> Work order: Records follow. Pull out every line that contains "榮光機械問題".

> Available data:
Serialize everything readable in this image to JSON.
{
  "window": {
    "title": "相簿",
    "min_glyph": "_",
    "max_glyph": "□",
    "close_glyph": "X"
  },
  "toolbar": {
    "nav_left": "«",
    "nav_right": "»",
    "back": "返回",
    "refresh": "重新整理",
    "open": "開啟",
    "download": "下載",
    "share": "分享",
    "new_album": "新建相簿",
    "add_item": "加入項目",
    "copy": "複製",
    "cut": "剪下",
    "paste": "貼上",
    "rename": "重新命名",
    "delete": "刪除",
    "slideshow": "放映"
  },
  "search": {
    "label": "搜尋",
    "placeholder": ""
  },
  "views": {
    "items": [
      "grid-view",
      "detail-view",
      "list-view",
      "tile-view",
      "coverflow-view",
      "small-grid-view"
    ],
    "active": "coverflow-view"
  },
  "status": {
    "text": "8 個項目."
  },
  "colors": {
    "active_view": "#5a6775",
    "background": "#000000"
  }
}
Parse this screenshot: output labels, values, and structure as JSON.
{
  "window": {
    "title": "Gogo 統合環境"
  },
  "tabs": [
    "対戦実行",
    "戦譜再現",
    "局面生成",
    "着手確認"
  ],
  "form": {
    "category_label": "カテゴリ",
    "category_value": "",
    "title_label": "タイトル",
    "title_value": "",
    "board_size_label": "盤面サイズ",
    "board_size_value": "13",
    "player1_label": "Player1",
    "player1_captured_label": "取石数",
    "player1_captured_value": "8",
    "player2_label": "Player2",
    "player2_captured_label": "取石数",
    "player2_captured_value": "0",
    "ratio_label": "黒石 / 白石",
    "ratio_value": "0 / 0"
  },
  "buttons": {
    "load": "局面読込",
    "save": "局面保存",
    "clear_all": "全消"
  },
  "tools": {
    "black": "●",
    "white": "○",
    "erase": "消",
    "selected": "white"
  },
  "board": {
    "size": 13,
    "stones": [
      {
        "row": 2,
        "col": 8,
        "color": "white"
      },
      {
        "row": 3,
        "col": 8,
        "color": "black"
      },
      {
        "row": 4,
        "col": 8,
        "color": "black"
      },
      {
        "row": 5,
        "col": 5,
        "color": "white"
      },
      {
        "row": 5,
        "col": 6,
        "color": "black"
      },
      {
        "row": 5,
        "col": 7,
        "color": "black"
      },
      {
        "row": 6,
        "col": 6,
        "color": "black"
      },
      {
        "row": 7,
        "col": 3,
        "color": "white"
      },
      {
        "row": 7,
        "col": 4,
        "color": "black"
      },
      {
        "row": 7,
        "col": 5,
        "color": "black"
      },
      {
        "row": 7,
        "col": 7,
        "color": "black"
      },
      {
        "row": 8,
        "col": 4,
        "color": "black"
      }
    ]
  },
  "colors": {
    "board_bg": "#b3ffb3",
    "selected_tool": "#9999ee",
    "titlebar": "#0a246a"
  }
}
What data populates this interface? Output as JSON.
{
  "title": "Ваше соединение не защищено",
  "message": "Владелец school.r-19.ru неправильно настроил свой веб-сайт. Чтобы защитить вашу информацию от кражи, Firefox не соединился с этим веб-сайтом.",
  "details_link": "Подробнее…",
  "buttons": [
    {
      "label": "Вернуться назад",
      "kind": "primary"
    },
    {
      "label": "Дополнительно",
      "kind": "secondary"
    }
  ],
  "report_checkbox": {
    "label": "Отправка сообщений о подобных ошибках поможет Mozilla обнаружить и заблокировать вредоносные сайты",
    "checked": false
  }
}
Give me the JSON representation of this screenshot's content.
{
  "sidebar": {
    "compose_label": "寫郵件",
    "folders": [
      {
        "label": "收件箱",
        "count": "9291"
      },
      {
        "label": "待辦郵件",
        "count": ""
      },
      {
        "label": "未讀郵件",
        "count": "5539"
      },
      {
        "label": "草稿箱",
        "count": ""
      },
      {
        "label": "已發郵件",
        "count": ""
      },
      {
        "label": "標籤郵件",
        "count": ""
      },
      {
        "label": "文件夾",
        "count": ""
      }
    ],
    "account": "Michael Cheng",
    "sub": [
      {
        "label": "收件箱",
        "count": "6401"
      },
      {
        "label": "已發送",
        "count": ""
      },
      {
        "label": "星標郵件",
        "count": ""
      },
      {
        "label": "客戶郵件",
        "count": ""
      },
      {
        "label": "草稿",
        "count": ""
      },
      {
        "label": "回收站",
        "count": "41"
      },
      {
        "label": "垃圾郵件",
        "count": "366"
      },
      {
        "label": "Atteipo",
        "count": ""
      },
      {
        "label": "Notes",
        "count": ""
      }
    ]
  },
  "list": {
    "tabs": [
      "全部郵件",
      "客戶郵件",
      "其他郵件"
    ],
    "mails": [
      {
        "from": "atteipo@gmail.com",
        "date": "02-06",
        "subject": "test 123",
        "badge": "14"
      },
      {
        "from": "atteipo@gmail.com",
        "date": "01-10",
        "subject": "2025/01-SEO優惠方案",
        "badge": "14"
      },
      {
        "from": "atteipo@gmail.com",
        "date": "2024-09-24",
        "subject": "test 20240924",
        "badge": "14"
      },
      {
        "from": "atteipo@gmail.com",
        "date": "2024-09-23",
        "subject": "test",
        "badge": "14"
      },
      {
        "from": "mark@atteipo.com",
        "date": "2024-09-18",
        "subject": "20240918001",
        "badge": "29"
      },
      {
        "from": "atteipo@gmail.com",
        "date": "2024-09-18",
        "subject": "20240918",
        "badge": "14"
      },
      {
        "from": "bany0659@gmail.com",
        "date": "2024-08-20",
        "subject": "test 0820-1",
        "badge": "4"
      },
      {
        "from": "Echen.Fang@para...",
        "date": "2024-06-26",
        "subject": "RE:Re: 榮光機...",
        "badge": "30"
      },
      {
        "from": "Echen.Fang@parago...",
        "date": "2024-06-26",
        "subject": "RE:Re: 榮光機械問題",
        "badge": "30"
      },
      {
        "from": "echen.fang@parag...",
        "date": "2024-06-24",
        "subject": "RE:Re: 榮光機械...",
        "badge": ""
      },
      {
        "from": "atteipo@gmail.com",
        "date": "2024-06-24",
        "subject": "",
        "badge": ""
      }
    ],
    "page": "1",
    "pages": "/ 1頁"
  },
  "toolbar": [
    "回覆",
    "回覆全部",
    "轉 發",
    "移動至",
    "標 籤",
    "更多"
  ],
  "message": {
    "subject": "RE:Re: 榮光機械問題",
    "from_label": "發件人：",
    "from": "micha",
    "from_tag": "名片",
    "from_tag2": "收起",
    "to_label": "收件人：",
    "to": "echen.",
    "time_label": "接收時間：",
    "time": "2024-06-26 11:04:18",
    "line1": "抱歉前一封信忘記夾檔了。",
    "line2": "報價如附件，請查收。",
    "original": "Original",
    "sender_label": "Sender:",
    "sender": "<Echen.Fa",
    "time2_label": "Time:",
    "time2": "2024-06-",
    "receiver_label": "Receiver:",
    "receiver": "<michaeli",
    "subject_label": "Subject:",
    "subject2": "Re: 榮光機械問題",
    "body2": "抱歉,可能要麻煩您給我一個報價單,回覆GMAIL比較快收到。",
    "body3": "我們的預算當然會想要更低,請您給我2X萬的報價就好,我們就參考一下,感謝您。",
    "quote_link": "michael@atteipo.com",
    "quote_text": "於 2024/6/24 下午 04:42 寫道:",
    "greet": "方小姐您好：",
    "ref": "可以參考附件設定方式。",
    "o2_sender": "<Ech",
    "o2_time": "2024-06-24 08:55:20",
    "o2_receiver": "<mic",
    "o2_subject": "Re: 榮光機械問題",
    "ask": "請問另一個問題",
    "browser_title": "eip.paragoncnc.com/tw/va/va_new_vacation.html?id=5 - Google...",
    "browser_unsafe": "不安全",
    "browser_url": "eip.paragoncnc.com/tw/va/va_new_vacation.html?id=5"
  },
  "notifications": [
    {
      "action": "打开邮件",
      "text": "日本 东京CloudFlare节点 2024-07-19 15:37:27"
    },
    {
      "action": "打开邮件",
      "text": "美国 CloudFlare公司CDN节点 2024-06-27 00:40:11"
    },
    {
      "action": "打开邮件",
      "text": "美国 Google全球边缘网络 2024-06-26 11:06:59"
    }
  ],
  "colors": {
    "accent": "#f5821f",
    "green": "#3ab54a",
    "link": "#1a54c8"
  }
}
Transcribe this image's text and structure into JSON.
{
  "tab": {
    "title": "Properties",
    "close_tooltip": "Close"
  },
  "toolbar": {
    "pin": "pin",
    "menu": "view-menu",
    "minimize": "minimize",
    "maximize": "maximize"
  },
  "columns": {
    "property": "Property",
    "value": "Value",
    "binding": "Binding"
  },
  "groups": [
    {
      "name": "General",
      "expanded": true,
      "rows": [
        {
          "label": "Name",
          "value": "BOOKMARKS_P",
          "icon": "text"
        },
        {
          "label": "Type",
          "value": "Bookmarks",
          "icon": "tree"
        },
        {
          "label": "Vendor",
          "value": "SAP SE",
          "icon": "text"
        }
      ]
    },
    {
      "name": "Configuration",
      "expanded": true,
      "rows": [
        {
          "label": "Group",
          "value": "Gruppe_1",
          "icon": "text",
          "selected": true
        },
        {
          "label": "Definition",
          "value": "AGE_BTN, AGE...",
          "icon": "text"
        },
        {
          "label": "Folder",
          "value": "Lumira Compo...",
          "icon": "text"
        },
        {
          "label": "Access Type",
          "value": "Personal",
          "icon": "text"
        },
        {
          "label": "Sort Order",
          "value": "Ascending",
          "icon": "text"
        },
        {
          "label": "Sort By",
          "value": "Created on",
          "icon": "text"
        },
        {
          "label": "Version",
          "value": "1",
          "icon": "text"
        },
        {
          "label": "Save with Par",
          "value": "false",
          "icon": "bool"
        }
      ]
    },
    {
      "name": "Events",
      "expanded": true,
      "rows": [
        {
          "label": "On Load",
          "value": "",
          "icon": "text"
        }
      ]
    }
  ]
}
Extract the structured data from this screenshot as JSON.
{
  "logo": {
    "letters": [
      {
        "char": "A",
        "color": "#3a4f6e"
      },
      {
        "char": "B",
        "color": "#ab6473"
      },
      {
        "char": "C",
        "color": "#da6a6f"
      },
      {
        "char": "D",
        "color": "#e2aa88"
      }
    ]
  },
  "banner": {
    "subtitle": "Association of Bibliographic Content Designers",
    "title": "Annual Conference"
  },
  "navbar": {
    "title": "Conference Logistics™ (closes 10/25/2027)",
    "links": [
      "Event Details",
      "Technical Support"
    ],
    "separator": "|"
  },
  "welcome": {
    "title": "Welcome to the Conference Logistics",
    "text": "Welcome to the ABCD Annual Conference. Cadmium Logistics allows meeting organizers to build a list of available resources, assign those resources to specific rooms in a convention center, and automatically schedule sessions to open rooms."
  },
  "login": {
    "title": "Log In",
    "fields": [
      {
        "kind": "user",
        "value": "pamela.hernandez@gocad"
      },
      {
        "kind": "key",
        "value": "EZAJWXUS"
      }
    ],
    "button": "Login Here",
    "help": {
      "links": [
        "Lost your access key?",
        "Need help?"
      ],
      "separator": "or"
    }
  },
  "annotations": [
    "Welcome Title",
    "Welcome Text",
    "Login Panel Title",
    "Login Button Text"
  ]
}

> Exercise answer:
        "subject": "RE:Re: 榮光機械問題",
    "subject": "RE:Re: 榮光機械問題",
    "subject2": "Re: 榮光機械問題",
    "o2_subject": "Re: 榮光機械問題",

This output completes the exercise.